Quetta has a dry and healthy climate, with no factory smoke to pollute fresh and invigorating mountain air. Winters in Quetta are severe and last from mid October to end March. The temperature during winters, falls to minus 15 degree Celsius necessitating the use of heavy quilts, blankets and heating arrangements. Springs in Quetta are normally pleasant and last from end March to end April. Summers are mild by Pakistani standards and normally stretch from May to August. The maximum temperature during the day seldom exceeds 41 degree Celsius during the hottest period. Evenings and nights are usually cool. Autumn comes in the months of September and October. Snow generally stretches from December to March.

Flying time to Quetta from Karachi is about one hour. There is one flight daily from Karachi to Quetta. By train, Bolan Mail takes 20 hours. Both modes of travel are comfortable. However, train booking is required to be made at least 72 hours in advance.

Educational Philosophy

SI&T being the premier institution for training junior leadership of Pakistan Army, undeniably prides itself to be the custodian of infantry combat culture. It will maintain focus on integrated / combined arms training parameters. SI&T will continue to transform into a “combined arms training intuition” and will contribute to develop thinking leaders with clarity of mind, initiative and foresight. In this regard efforts will be focused on improving intellectual outlook of the students besides imparting hardcore professional training, thus infusing competence to undertake tactical missions under conventional as well sub conventional warfare. The Infantry School will provide a balance fusion of education and training to its alumnae for ambiguous, uncertain and complex threat in the resource constrained environment. Focal point of the entire endeavour will be, “To produce combat worthy Junior Leaders, equipped with requisite professional knowledge and competence to effectively respond to changing / fluid combat situations, through a directive control, by focusing on development of leadership traits and basic skills for conventional and unconventional operations”.

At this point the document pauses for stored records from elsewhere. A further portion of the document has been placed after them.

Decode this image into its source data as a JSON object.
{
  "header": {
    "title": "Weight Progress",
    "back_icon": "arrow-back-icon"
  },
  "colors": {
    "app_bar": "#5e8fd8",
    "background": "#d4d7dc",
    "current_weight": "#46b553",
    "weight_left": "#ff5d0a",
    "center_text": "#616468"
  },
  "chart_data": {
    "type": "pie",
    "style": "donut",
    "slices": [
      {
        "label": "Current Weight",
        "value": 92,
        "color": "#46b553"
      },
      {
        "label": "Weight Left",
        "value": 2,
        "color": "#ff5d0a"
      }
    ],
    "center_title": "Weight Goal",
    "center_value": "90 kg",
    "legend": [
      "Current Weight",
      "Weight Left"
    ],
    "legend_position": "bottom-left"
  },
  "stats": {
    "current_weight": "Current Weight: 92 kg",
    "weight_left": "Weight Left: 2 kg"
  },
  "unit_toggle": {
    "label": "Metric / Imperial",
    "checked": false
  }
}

Extra-Curricular Activities

  • School Cinema

    For the recreation of officers a movie is screened every week

  • Saddle Club

    The School has a few riding horses for officers interested in riding

  • Quetta Club

    It is not very far from the School and offers all the recreational facilities of indoor and outdoor games

  • Gymnasiums & Sports Grounds

    For the recreation of officers a movie is screened every week


Over the years, the school campus has been vastly expanded in terms of training, administration and recreational facilities with a view to providing ideal environment to the students. All possible facilities available in the campus are within walking distance.

Sufficient residential blocks exist to house the students, besides having well established officers messes, shopping complex, internet cafe, telephone/ telegraph facility and a bank. The architecture of the school presents a tasteful blend of old and new construction which merges well with the surroundings.

Landscaping has been done with great care and the school is proud to have the largest collection of roses in the garrison which adds to its beauty.

The School recognizes the fact that extra curricular activities are an essential part of a student's life. Therefore, participation in a wide and diversified recreational and social activities is encouraged. A wide range of facilities and equipment for cricket, volleyball, baseball, basketball, tennis, squash, gymnasium and riding are offered.

The School is headed by a Major General. It has an Instructional Wing and School Headquarters. The School Headquarter is headed by Colonel General Staff and has two branches, which are General Staff Branch, Adjutant and Quartermaster Branch. General Staff Branch is headed by a Lieutenant Colonel where as Adjutant and Quartermaster Branch is being looked after by two Lieutenant Colonels. A Brigadier, also the Chief Instructor, commands the Instructional Wing. It has four Divisions and a Research and Development Wing.